I love the look and feel of hardwood flooring. After we positively destroyed the oldest carpet remaining in one of the rooms of our house by using it as a temporary kitchen (two spilled smoothies and a spilled kids art paint set sealed the deal), my wife and I decided the time was ripe for replacing the flooring in not one, but all three of the front rooms of our house—our 'front room' (used currently as a large play area, mostly), the foyer (which was, until now, a kind of dead area with beat-up parquet flooring), and the school room (where all the kids school supplies, art projects, games, and toys are stored).
I presented Just Keep Swimming! Or, how not to drown in your open source project at DrupalCon Baltimore 2017, as part of the Being Human track. Below is a text summary of the presentation (along with the associated slides).
Here's a video of the presentation; scroll past it to read through a transcript and slides:
And the slides/transcript:
Originally posted on the Server Check.in blog:
Over the course of this year, I've acquired six Raspberry Pi model 2 B computers, and configured them in a cluster (or 'bramble') so I can use them to test different infrastructure configurations, mostly for running Drupal 8. All the Ansible playbooks and instructions for building the cluster are available on the GitHub project page for the Raspberry Pi Dramble. [...]
The video demonstrates Ansible's simple and powerful model of SSH-based infrastructure management visually.
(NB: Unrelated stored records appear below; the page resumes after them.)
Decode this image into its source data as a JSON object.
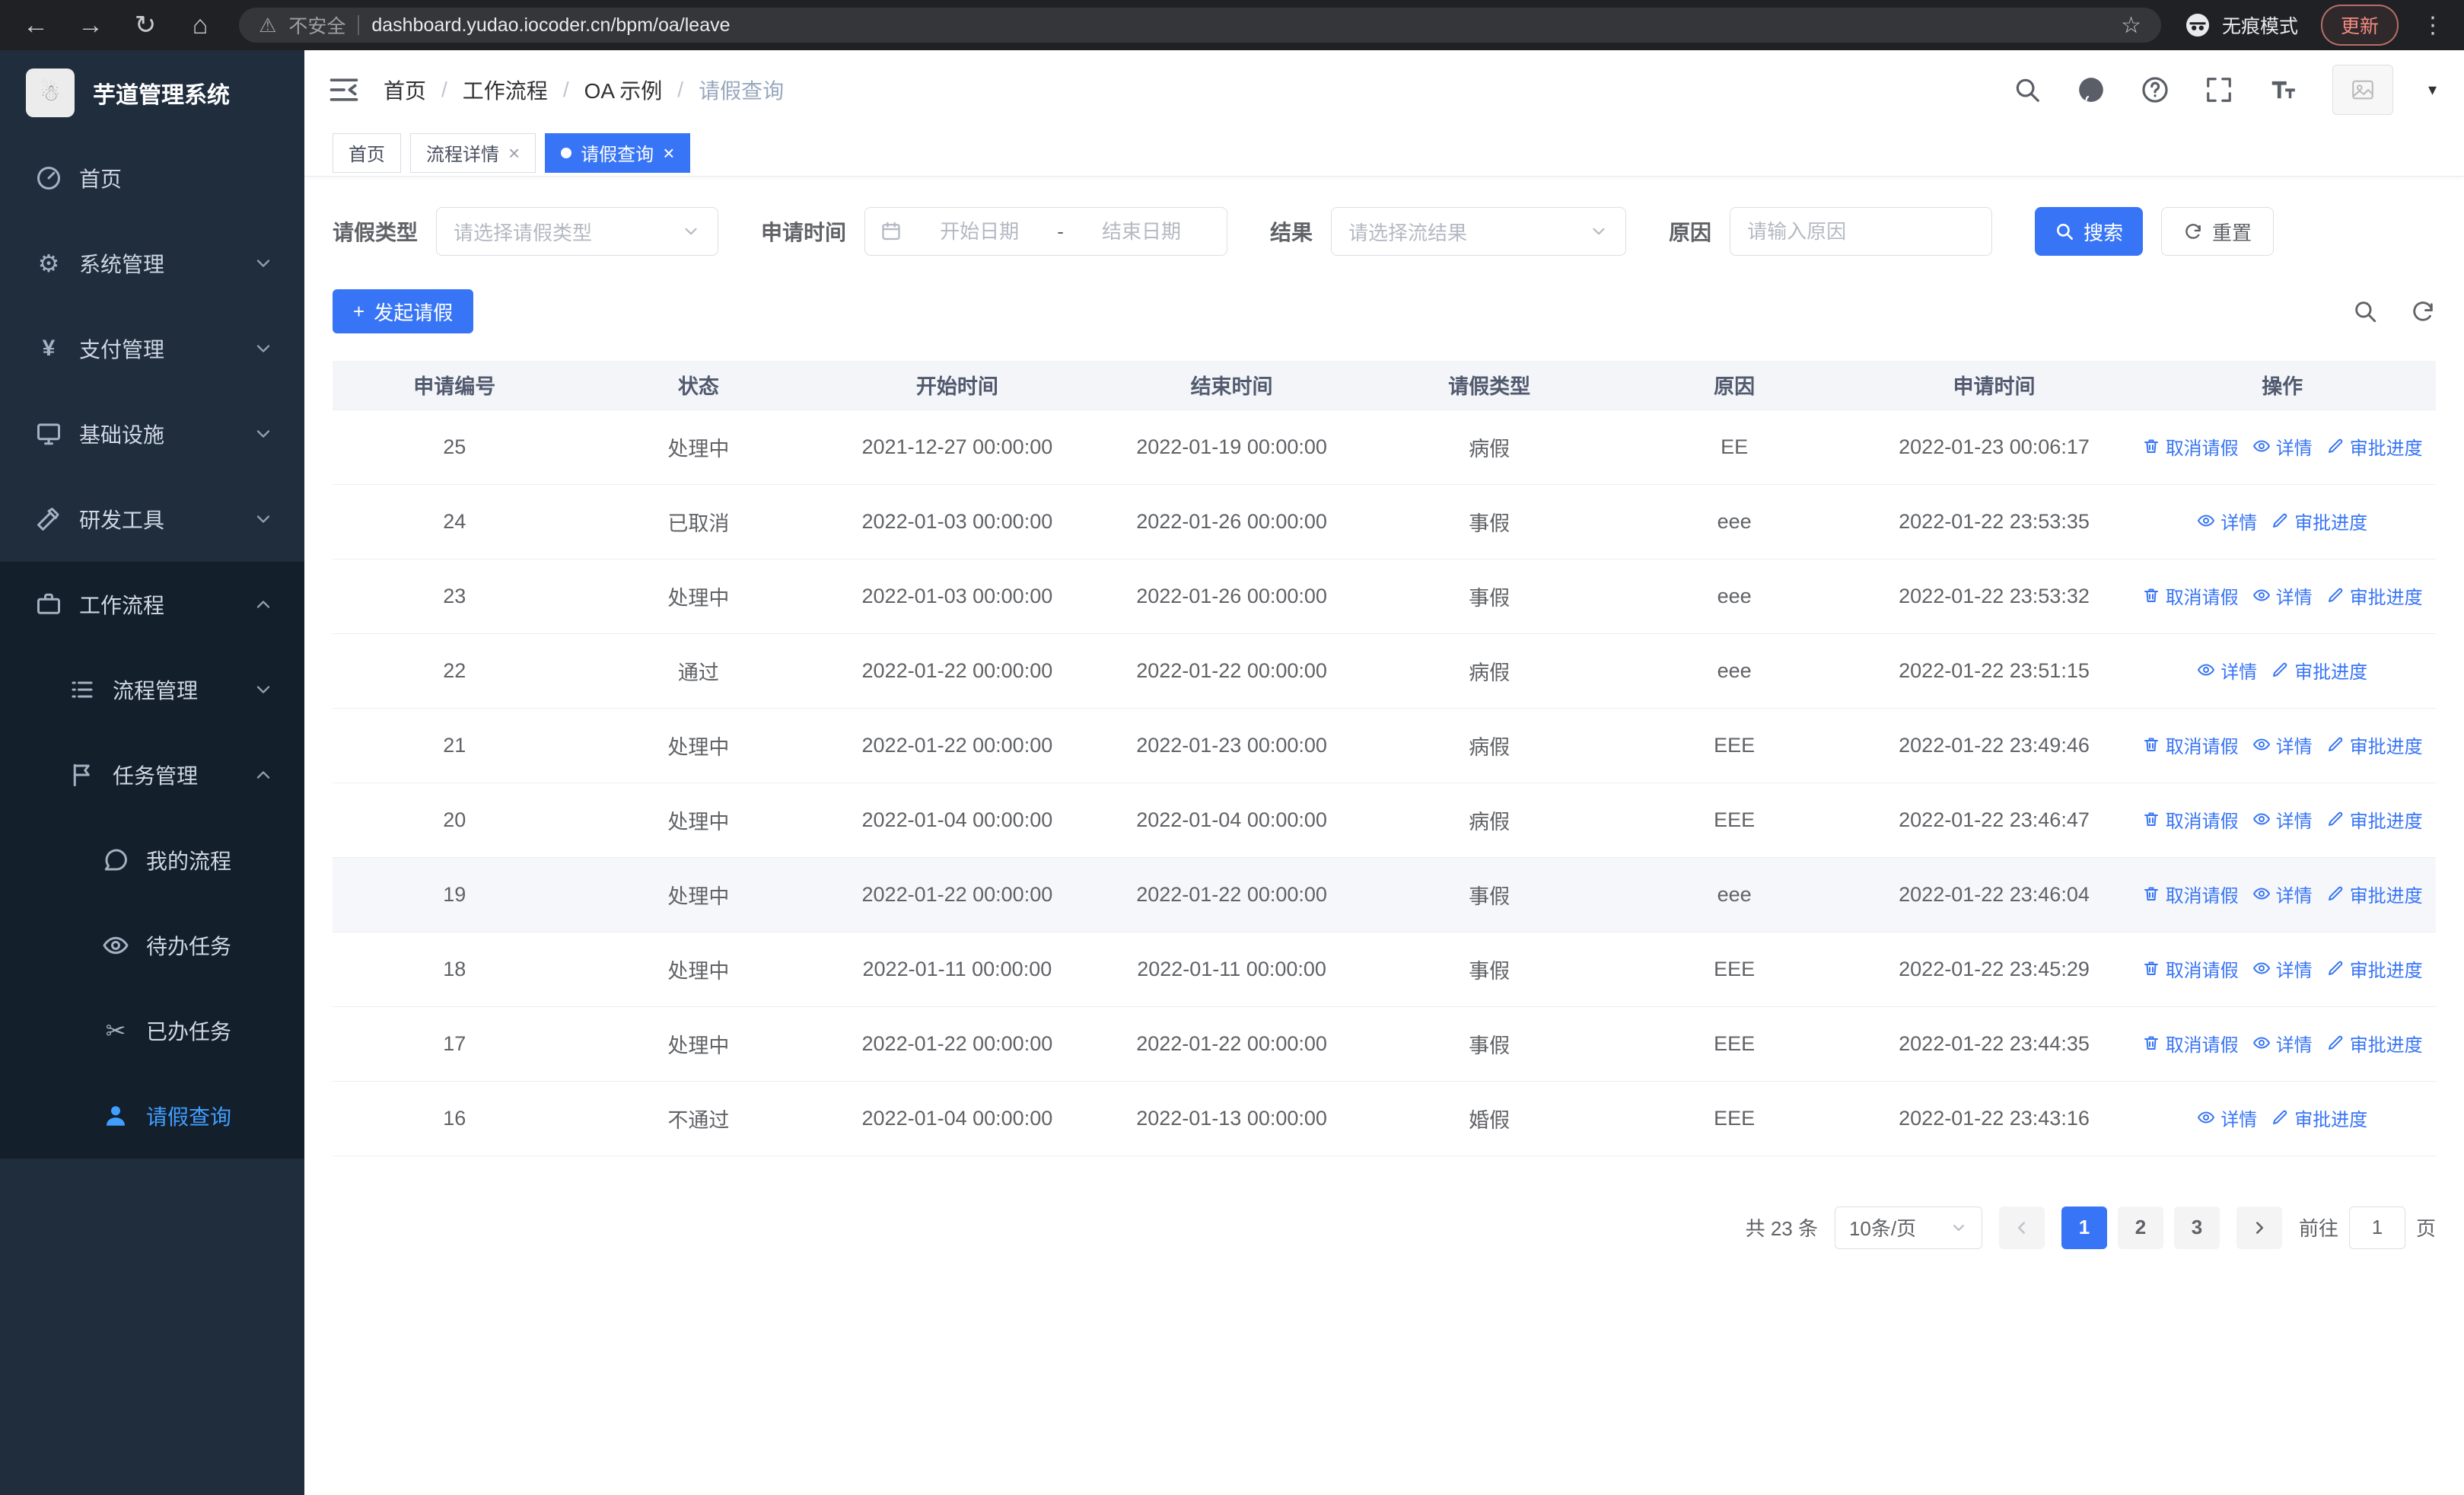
{
  "colors": {
    "accent": "#3875f6",
    "sidebar-bg": "#1f2d3d",
    "submenu-bg": "#141f2c",
    "sidebar-active": "#409eff"
  },
  "browser": {
    "security_label": "不安全",
    "url": "dashboard.yudao.iocoder.cn/bpm/oa/leave",
    "incognito_label": "无痕模式",
    "update_label": "更新"
  },
  "sidebar": {
    "logo_title": "芋道管理系统",
    "items": [
      {
        "icon": "dashboard",
        "label": "首页",
        "level": 1
      },
      {
        "icon": "gear",
        "label": "系统管理",
        "level": 1,
        "chevron": "down"
      },
      {
        "icon": "yen",
        "label": "支付管理",
        "level": 1,
        "chevron": "down"
      },
      {
        "icon": "monitor",
        "label": "基础设施",
        "level": 1,
        "chevron": "down"
      },
      {
        "icon": "hammer",
        "label": "研发工具",
        "level": 1,
        "chevron": "down"
      },
      {
        "icon": "briefcase",
        "label": "工作流程",
        "level": 1,
        "chevron": "up",
        "group": true
      },
      {
        "icon": "list",
        "label": "流程管理",
        "level": 2,
        "chevron": "down",
        "group": true
      },
      {
        "icon": "flag",
        "label": "任务管理",
        "level": 2,
        "chevron": "up",
        "group": true
      },
      {
        "icon": "chat",
        "label": "我的流程",
        "level": 3,
        "group": true
      },
      {
        "icon": "eye",
        "label": "待办任务",
        "level": 3,
        "group": true
      },
      {
        "icon": "scissors",
        "label": "已办任务",
        "level": 3,
        "group": true
      },
      {
        "icon": "person",
        "label": "请假查询",
        "level": 3,
        "group": true,
        "active": true
      }
    ]
  },
  "navbar": {
    "breadcrumb": [
      "首页",
      "工作流程",
      "OA 示例",
      "请假查询"
    ]
  },
  "tabs": [
    {
      "label": "首页",
      "closable": false,
      "active": false
    },
    {
      "label": "流程详情",
      "closable": true,
      "active": false
    },
    {
      "label": "请假查询",
      "closable": true,
      "active": true
    }
  ],
  "filters": {
    "type_label": "请假类型",
    "type_placeholder": "请选择请假类型",
    "time_label": "申请时间",
    "start_placeholder": "开始日期",
    "range_separator": "-",
    "end_placeholder": "结束日期",
    "result_label": "结果",
    "result_placeholder": "请选择流结果",
    "reason_label": "原因",
    "reason_placeholder": "请输入原因",
    "search_label": "搜索",
    "reset_label": "重置"
  },
  "toolbar": {
    "create_label": "发起请假"
  },
  "table": {
    "columns": [
      "申请编号",
      "状态",
      "开始时间",
      "结束时间",
      "请假类型",
      "原因",
      "申请时间",
      "操作"
    ],
    "action_labels": {
      "cancel": "取消请假",
      "detail": "详情",
      "progress": "审批进度"
    },
    "rows": [
      {
        "id": "25",
        "status": "处理中",
        "start": "2021-12-27 00:00:00",
        "end": "2022-01-19 00:00:00",
        "type": "病假",
        "reason": "EE",
        "apply_time": "2022-01-23 00:06:17",
        "actions": [
          "cancel",
          "detail",
          "progress"
        ]
      },
      {
        "id": "24",
        "status": "已取消",
        "start": "2022-01-03 00:00:00",
        "end": "2022-01-26 00:00:00",
        "type": "事假",
        "reason": "eee",
        "apply_time": "2022-01-22 23:53:35",
        "actions": [
          "detail",
          "progress"
        ]
      },
      {
        "id": "23",
        "status": "处理中",
        "start": "2022-01-03 00:00:00",
        "end": "2022-01-26 00:00:00",
        "type": "事假",
        "reason": "eee",
        "apply_time": "2022-01-22 23:53:32",
        "actions": [
          "cancel",
          "detail",
          "progress"
        ]
      },
      {
        "id": "22",
        "status": "通过",
        "start": "2022-01-22 00:00:00",
        "end": "2022-01-22 00:00:00",
        "type": "病假",
        "reason": "eee",
        "apply_time": "2022-01-22 23:51:15",
        "actions": [
          "detail",
          "progress"
        ]
      },
      {
        "id": "21",
        "status": "处理中",
        "start": "2022-01-22 00:00:00",
        "end": "2022-01-23 00:00:00",
        "type": "病假",
        "reason": "EEE",
        "apply_time": "2022-01-22 23:49:46",
        "actions": [
          "cancel",
          "detail",
          "progress"
        ]
      },
      {
        "id": "20",
        "status": "处理中",
        "start": "2022-01-04 00:00:00",
        "end": "2022-01-04 00:00:00",
        "type": "病假",
        "reason": "EEE",
        "apply_time": "2022-01-22 23:46:47",
        "actions": [
          "cancel",
          "detail",
          "progress"
        ]
      },
      {
        "id": "19",
        "status": "处理中",
        "start": "2022-01-22 00:00:00",
        "end": "2022-01-22 00:00:00",
        "type": "事假",
        "reason": "eee",
        "apply_time": "2022-01-22 23:46:04",
        "actions": [
          "cancel",
          "detail",
          "progress"
        ],
        "highlighted": true
      },
      {
        "id": "18",
        "status": "处理中",
        "start": "2022-01-11 00:00:00",
        "end": "2022-01-11 00:00:00",
        "type": "事假",
        "reason": "EEE",
        "apply_time": "2022-01-22 23:45:29",
        "actions": [
          "cancel",
          "detail",
          "progress"
        ]
      },
      {
        "id": "17",
        "status": "处理中",
        "start": "2022-01-22 00:00:00",
        "end": "2022-01-22 00:00:00",
        "type": "事假",
        "reason": "EEE",
        "apply_time": "2022-01-22 23:44:35",
        "actions": [
          "cancel",
          "detail",
          "progress"
        ]
      },
      {
        "id": "16",
        "status": "不通过",
        "start": "2022-01-04 00:00:00",
        "end": "2022-01-13 00:00:00",
        "type": "婚假",
        "reason": "EEE",
        "apply_time": "2022-01-22 23:43:16",
        "actions": [
          "detail",
          "progress"
        ]
      }
    ]
  },
  "pagination": {
    "total_label": "共 23 条",
    "page_size": "10条/页",
    "pages": [
      "1",
      "2",
      "3"
    ],
    "active_page": "1",
    "goto_label": "前往",
    "goto_value": "1",
    "goto_suffix": "页"
  }
}
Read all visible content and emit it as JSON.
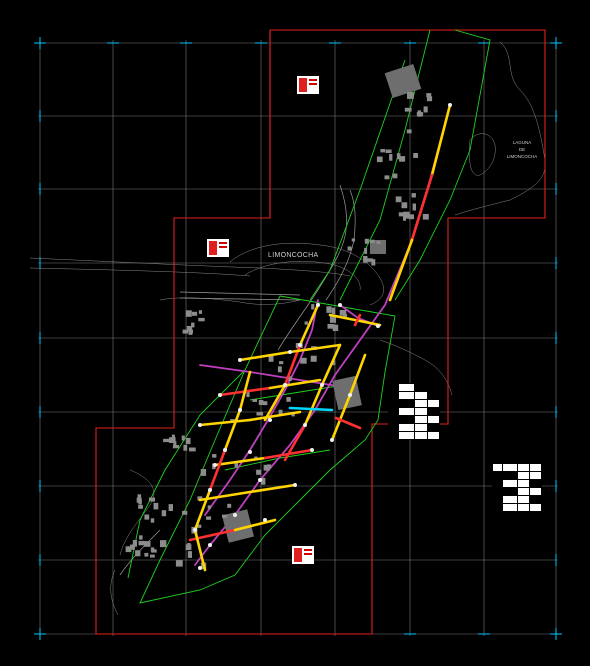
{
  "drawing": {
    "town_label": "LIMONCOCHA",
    "lagoon_label": [
      "LAGUNA",
      "DE",
      "LIMONCOCHA"
    ]
  },
  "legend_tables": [
    {
      "name": "legend-table-center",
      "rows": 7,
      "cols": 4
    },
    {
      "name": "legend-table-right",
      "rows": 7,
      "cols": 4
    }
  ],
  "colors": {
    "background": "#000000",
    "grid": "#7a7a7a",
    "sheet_frame": "#e0201e",
    "grid_marker": "#00c8ff",
    "zone_boundary": "#1fd21f",
    "trunk_line": "#c040c0",
    "pipe_segment": "#ffd400",
    "pipe_hot": "#ff3030",
    "pipe_cold": "#00d8ff",
    "road": "#9a9a9a",
    "building": "#8c8c8c"
  }
}
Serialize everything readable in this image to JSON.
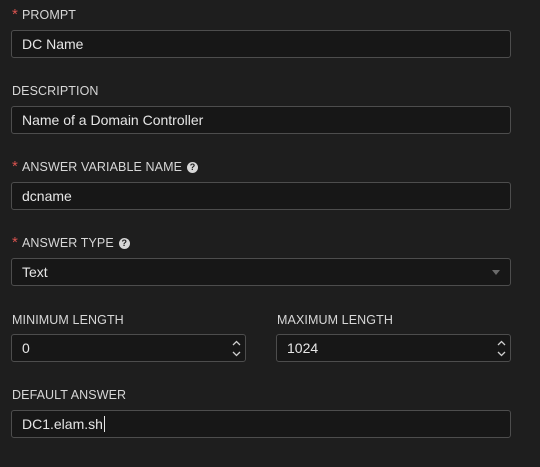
{
  "prompt": {
    "label": "PROMPT",
    "required_mark": "*",
    "value": "DC Name"
  },
  "description": {
    "label": "DESCRIPTION",
    "value": "Name of a Domain Controller"
  },
  "answer_variable_name": {
    "label": "ANSWER VARIABLE NAME",
    "required_mark": "*",
    "help_glyph": "?",
    "value": "dcname"
  },
  "answer_type": {
    "label": "ANSWER TYPE",
    "required_mark": "*",
    "help_glyph": "?",
    "selected": "Text"
  },
  "minimum_length": {
    "label": "MINIMUM LENGTH",
    "value": "0"
  },
  "maximum_length": {
    "label": "MAXIMUM LENGTH",
    "value": "1024"
  },
  "default_answer": {
    "label": "DEFAULT ANSWER",
    "value": "DC1.elam.sh"
  },
  "icons": {
    "help": "question-circle-icon",
    "dropdown": "caret-down-icon",
    "spin_up": "chevron-up-icon",
    "spin_down": "chevron-down-icon"
  },
  "colors": {
    "background": "#1e1e1e",
    "input_background": "#171717",
    "input_border": "#4d4d4d",
    "required": "#d9534f",
    "label": "#d7d7d7",
    "text": "#e6e6e6"
  }
}
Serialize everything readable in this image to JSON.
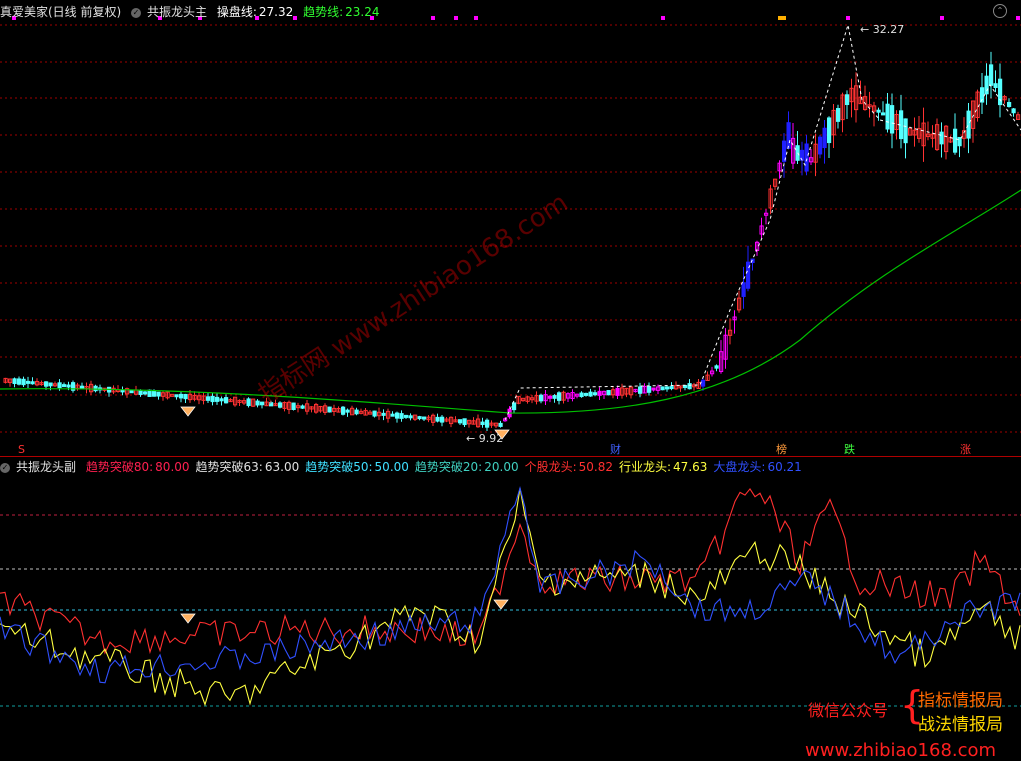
{
  "colors": {
    "up": "#ff3232",
    "down": "#54ffff",
    "magenta": "#ff00ff",
    "blue": "#2020ff",
    "yellow": "#ffff40",
    "ma": "#00c000",
    "grid": "#a00000",
    "teal": "#0fa0a0"
  },
  "main_header": {
    "stock": "真爱美家(日线 前复权)",
    "indicator": "共振龙头主",
    "line1_label": "操盘线:",
    "line1_value": "27.32",
    "line2_label": "趋势线:",
    "line2_value": "23.24"
  },
  "price_labels": {
    "high": "32.27",
    "low": "9.92"
  },
  "events": [
    {
      "name": "s-marker",
      "text": "S",
      "color": "#ff3232"
    },
    {
      "name": "cai-marker",
      "text": "财",
      "color": "#4060ff"
    },
    {
      "name": "bang-marker",
      "text": "榜",
      "color": "#ff9a3c"
    },
    {
      "name": "die-marker",
      "text": "跌",
      "color": "#40ff40"
    },
    {
      "name": "zhang-marker",
      "text": "涨",
      "color": "#ff3232"
    }
  ],
  "sub_header": {
    "indicator": "共振龙头副",
    "items": [
      {
        "label": "趋势突破80:",
        "value": "80.00",
        "color": "#ff2050"
      },
      {
        "label": "趋势突破63:",
        "value": "63.00",
        "color": "#e0e0e0"
      },
      {
        "label": "趋势突破50:",
        "value": "50.00",
        "color": "#40e0ff"
      },
      {
        "label": "趋势突破20:",
        "value": "20.00",
        "color": "#40d0c0"
      },
      {
        "label": "个股龙头:",
        "value": "50.82",
        "color": "#ff3030"
      },
      {
        "label": "行业龙头:",
        "value": "47.63",
        "color": "#ffff40"
      },
      {
        "label": "大盘龙头:",
        "value": "60.21",
        "color": "#3050ff"
      }
    ]
  },
  "watermarks": {
    "diagonal": "指标网 www.zhibiao168.com",
    "wechat": "微信公众号",
    "brand1": "指标情报局",
    "brand2": "战法情报局",
    "url": "www.zhibiao168.com"
  }
}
It's been a lot of fun building the Dramble and hacking both the hardware and the software to make this presentation possible!
And the video, Ansible 101 - on a cluster of Raspberry Pi 2s:
Sorry for the radio silence over the past couple months—I've been quite busy! In addition to finishing up my responsibilities at my old job (I'm going to start my new job at Acquia in just a week!), I've had a bunch of crazy, fun, and interesting things happen lately:
I've written previously about my simple $50 standing desk that can be installed on a wall. That standing desk worked great at my house, where I worked full-time as a remote employee for a few years. I started a new job for a local company in April 2013, working on-site, and was relegated to a cubicle with a decidedly un-adjustable sitting-height desk top. Even when using a Pomodoro-esque technique of standing and moving around every 20 minutes or so hasn't been much of a help.
Not to be kept sitting down by 'the man', I eschewed the provided office chair and adjustable-height keyboard tray, and built a small surface on which to work in a standing position, while still working in the cubicle to which I was assigned. Behold: